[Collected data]
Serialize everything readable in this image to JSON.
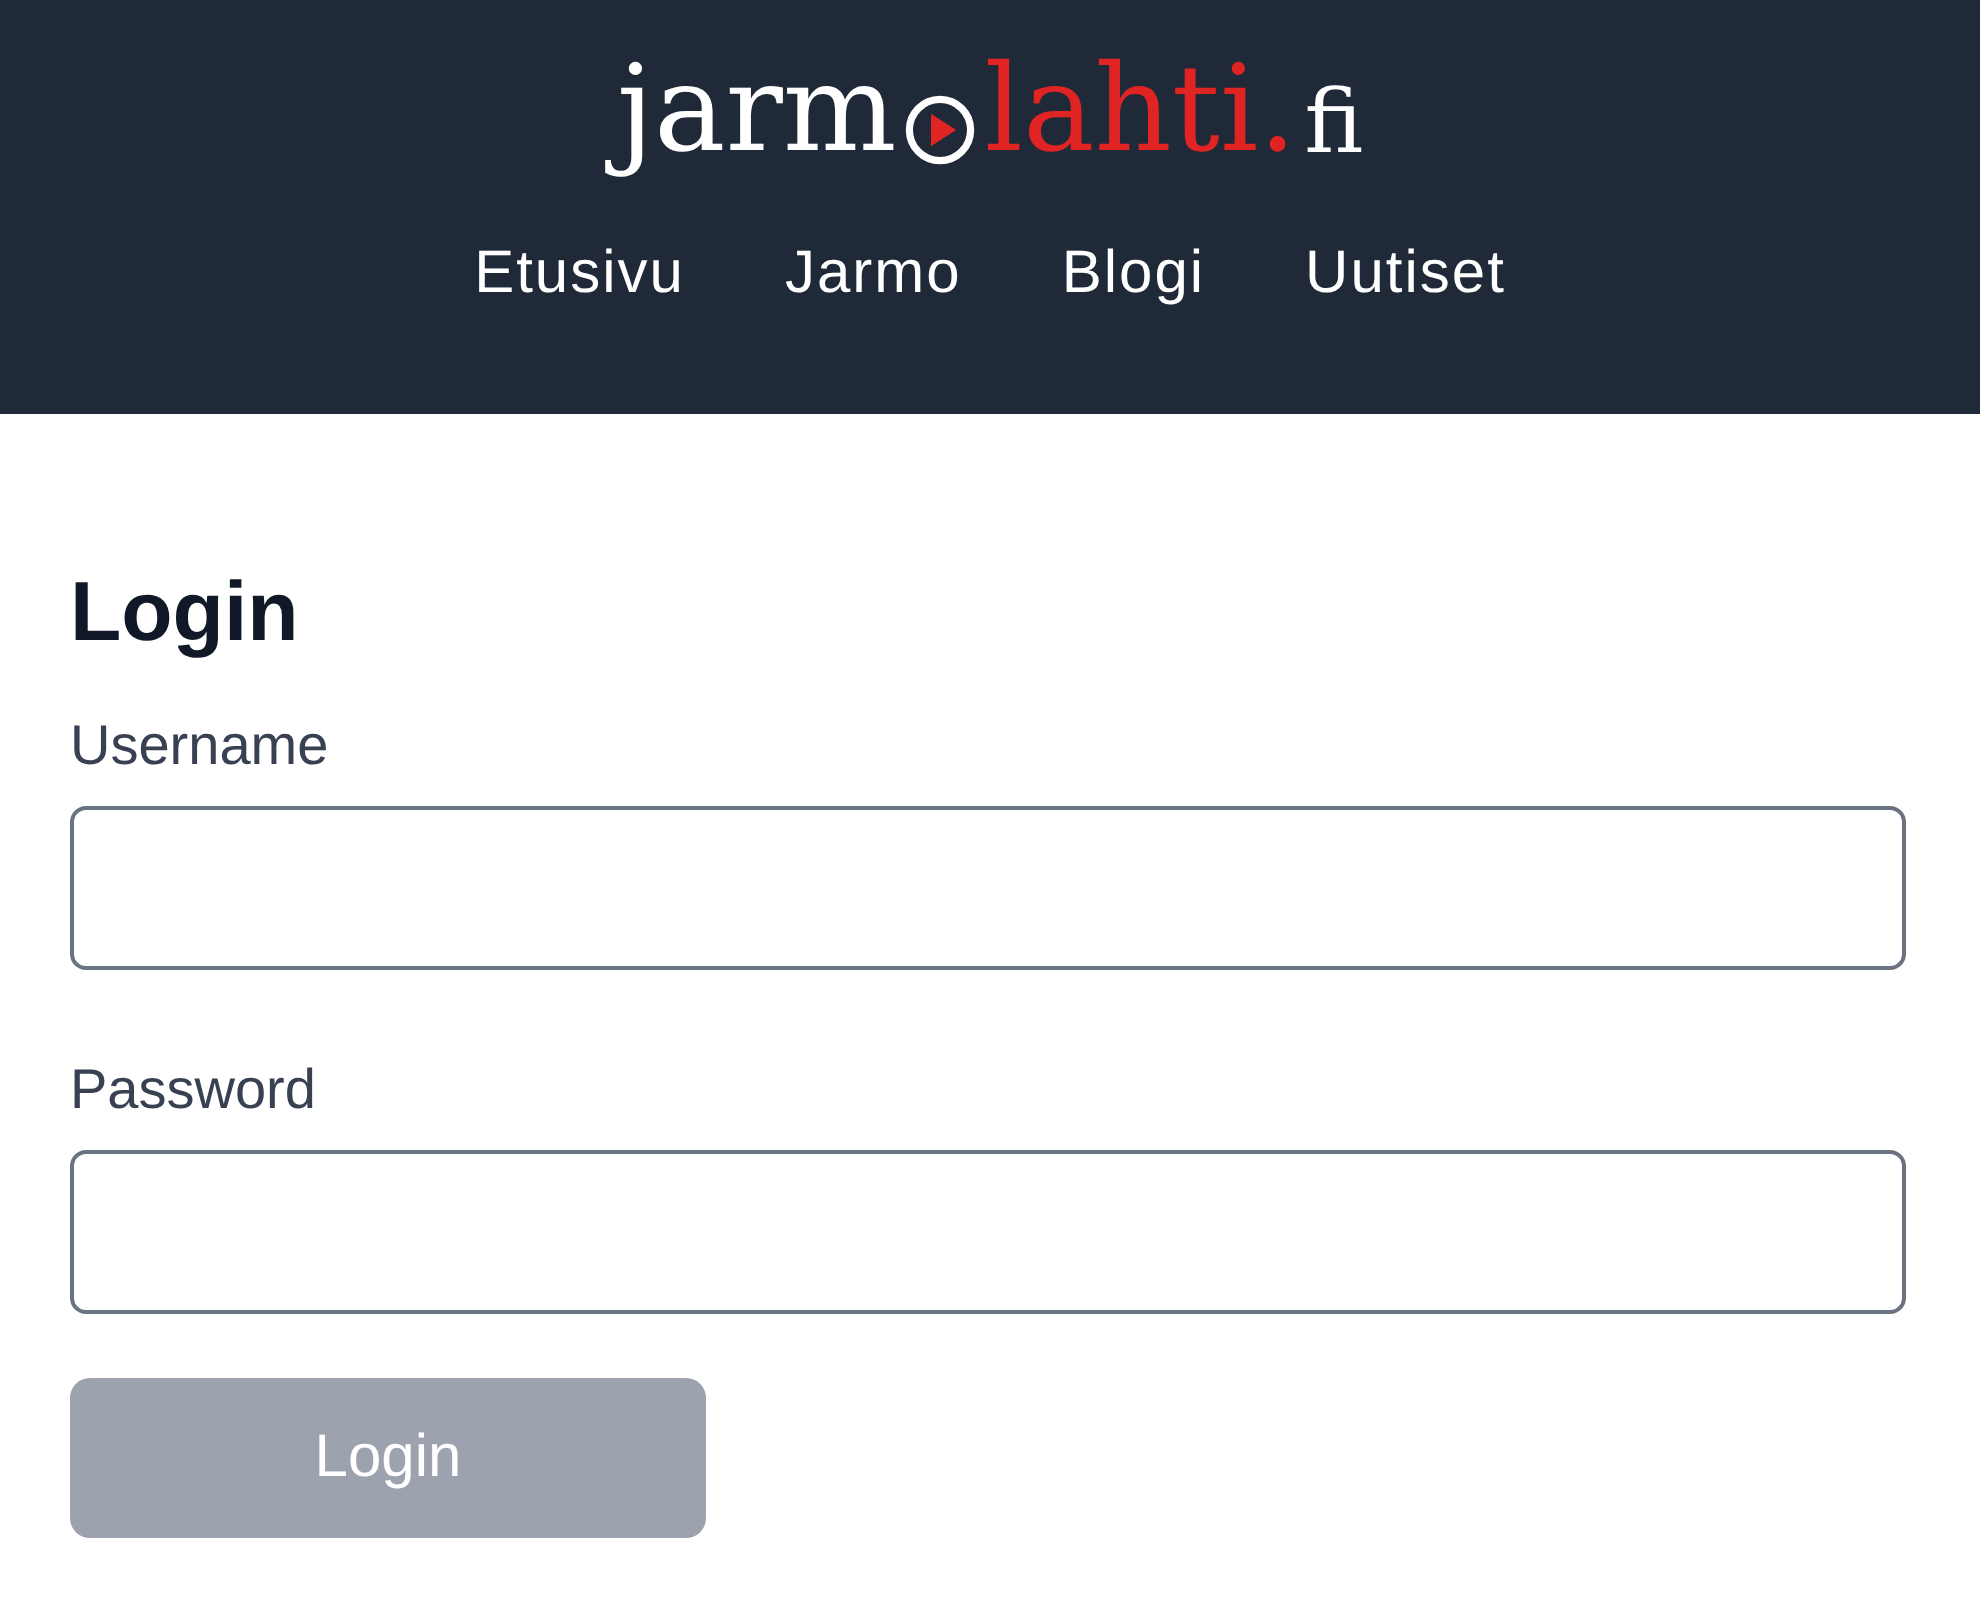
{
  "logo": {
    "text_before": "jarm",
    "text_accent": "lahti.",
    "text_after": "fi"
  },
  "nav": [
    {
      "label": "Etusivu"
    },
    {
      "label": "Jarmo"
    },
    {
      "label": "Blogi"
    },
    {
      "label": "Uutiset"
    }
  ],
  "heading": "Login",
  "fields": [
    {
      "label": "Username"
    },
    {
      "label": "Password"
    }
  ],
  "submit": {
    "label": "Login",
    "disabled": true
  }
}
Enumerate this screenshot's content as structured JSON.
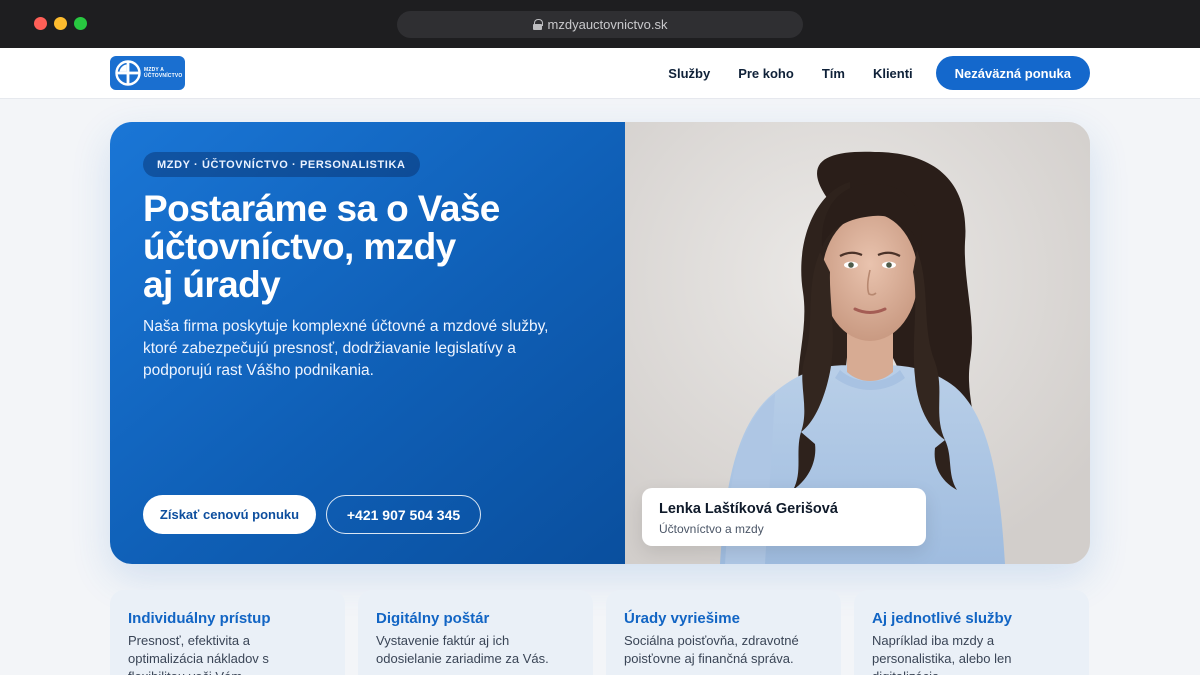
{
  "browser": {
    "url": "mzdyauctovnictvo.sk"
  },
  "header": {
    "logo": {
      "text_line1": "MZDY A",
      "text_line2": "ÚČTOVNÍCTVO"
    },
    "nav": [
      {
        "label": "Služby"
      },
      {
        "label": "Pre koho"
      },
      {
        "label": "Tím"
      },
      {
        "label": "Klienti"
      }
    ],
    "cta_label": "Nezáväzná ponuka"
  },
  "hero": {
    "badge": "MZDY · ÚČTOVNÍCTVO · PERSONALISTIKA",
    "title_lines": [
      "Postaráme sa o Vaše",
      "účtovníctvo, mzdy",
      "aj úrady"
    ],
    "text": "Naša firma poskytuje komplexné účtovné a mzdové služby, ktoré zabezpečujú presnosť, dodržiavanie legislatívy a podporujú rast Vášho podnikania.",
    "primary_button": "Získať cenovú ponuku",
    "phone_button": "+421 907 504 345",
    "person": {
      "name": "Lenka Laštíková Gerišová",
      "role": "Účtovníctvo a mzdy"
    }
  },
  "features": [
    {
      "title": "Individuálny prístup",
      "text": "Presnosť, efektivita a optimalizácia nákladov s flexibilitou voči Vám."
    },
    {
      "title": "Digitálny poštár",
      "text": "Vystavenie faktúr aj ich odosielanie zariadime za Vás."
    },
    {
      "title": "Úrady vyriešime",
      "text": "Sociálna poisťovňa, zdravotné poisťovne aj finančná správa."
    },
    {
      "title": "Aj jednotlivé služby",
      "text": "Napríklad iba mzdy a personalistika, alebo len digitalizácia."
    }
  ],
  "colors": {
    "brand_blue": "#1468cc",
    "hero_gradient_start": "#1a76d6",
    "hero_gradient_end": "#0a4f9e",
    "feature_title": "#1265c4"
  }
}
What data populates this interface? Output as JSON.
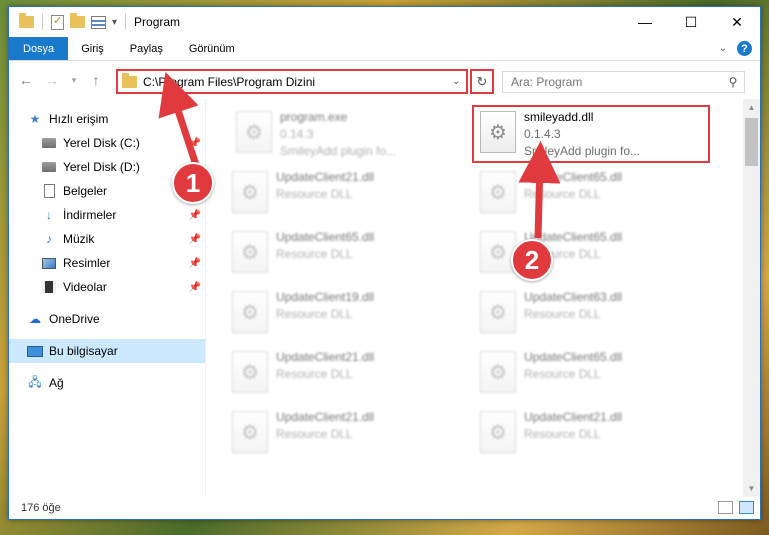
{
  "window": {
    "title": "Program",
    "controls": [
      "minimize",
      "maximize",
      "close"
    ]
  },
  "ribbon": {
    "tabs": [
      "Dosya",
      "Giriş",
      "Paylaş",
      "Görünüm"
    ],
    "active_tab": "Dosya"
  },
  "address": {
    "path": "C:\\Program Files\\Program Dizini",
    "search_placeholder": "Ara: Program"
  },
  "nav": {
    "quick_access": "Hızlı erişim",
    "items": [
      {
        "label": "Yerel Disk (C:)",
        "icon": "disk-icon",
        "pinned": true
      },
      {
        "label": "Yerel Disk (D:)",
        "icon": "disk-icon",
        "pinned": true
      },
      {
        "label": "Belgeler",
        "icon": "documents-icon",
        "pinned": true
      },
      {
        "label": "İndirmeler",
        "icon": "download-icon",
        "pinned": true
      },
      {
        "label": "Müzik",
        "icon": "music-icon",
        "pinned": true
      },
      {
        "label": "Resimler",
        "icon": "pictures-icon",
        "pinned": true
      },
      {
        "label": "Videolar",
        "icon": "videos-icon",
        "pinned": true
      }
    ],
    "onedrive": "OneDrive",
    "this_pc": "Bu bilgisayar",
    "network": "Ağ"
  },
  "files": [
    {
      "name": "program.exe",
      "line2": "0.14.3",
      "line3": "SmileyAdd plugin fo...",
      "blurred": true
    },
    {
      "name": "smileyadd.dll",
      "line2": "0.1.4.3",
      "line3": "SmileyAdd plugin fo...",
      "blurred": false
    },
    {
      "name": "UpdateClient21.dll",
      "line2": "Resource DLL",
      "blurred": true
    },
    {
      "name": "UpdateClient65.dll",
      "line2": "Resource DLL",
      "blurred": true
    },
    {
      "name": "UpdateClient65.dll",
      "line2": "Resource DLL",
      "blurred": true
    },
    {
      "name": "UpdateClient65.dll",
      "line2": "Resource DLL",
      "blurred": true
    },
    {
      "name": "UpdateClient19.dll",
      "line2": "Resource DLL",
      "blurred": true
    },
    {
      "name": "UpdateClient63.dll",
      "line2": "Resource DLL",
      "blurred": true
    },
    {
      "name": "UpdateClient21.dll",
      "line2": "Resource DLL",
      "blurred": true
    },
    {
      "name": "UpdateClient65.dll",
      "line2": "Resource DLL",
      "blurred": true
    },
    {
      "name": "UpdateClient21.dll",
      "line2": "Resource DLL",
      "blurred": true
    },
    {
      "name": "UpdateClient21.dll",
      "line2": "Resource DLL",
      "blurred": true
    }
  ],
  "status": {
    "item_count": "176 öğe"
  },
  "callouts": [
    "1",
    "2"
  ],
  "colors": {
    "accent": "#1979ca",
    "callout": "#e0393e",
    "selection": "#cce8ff"
  }
}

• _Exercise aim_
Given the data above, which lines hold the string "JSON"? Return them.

• _Finished exercise_
Serialize everything readable in this image to JSON.
Enumerate this screenshot's content as structured JSON.
What data populates this interface? Output as JSON.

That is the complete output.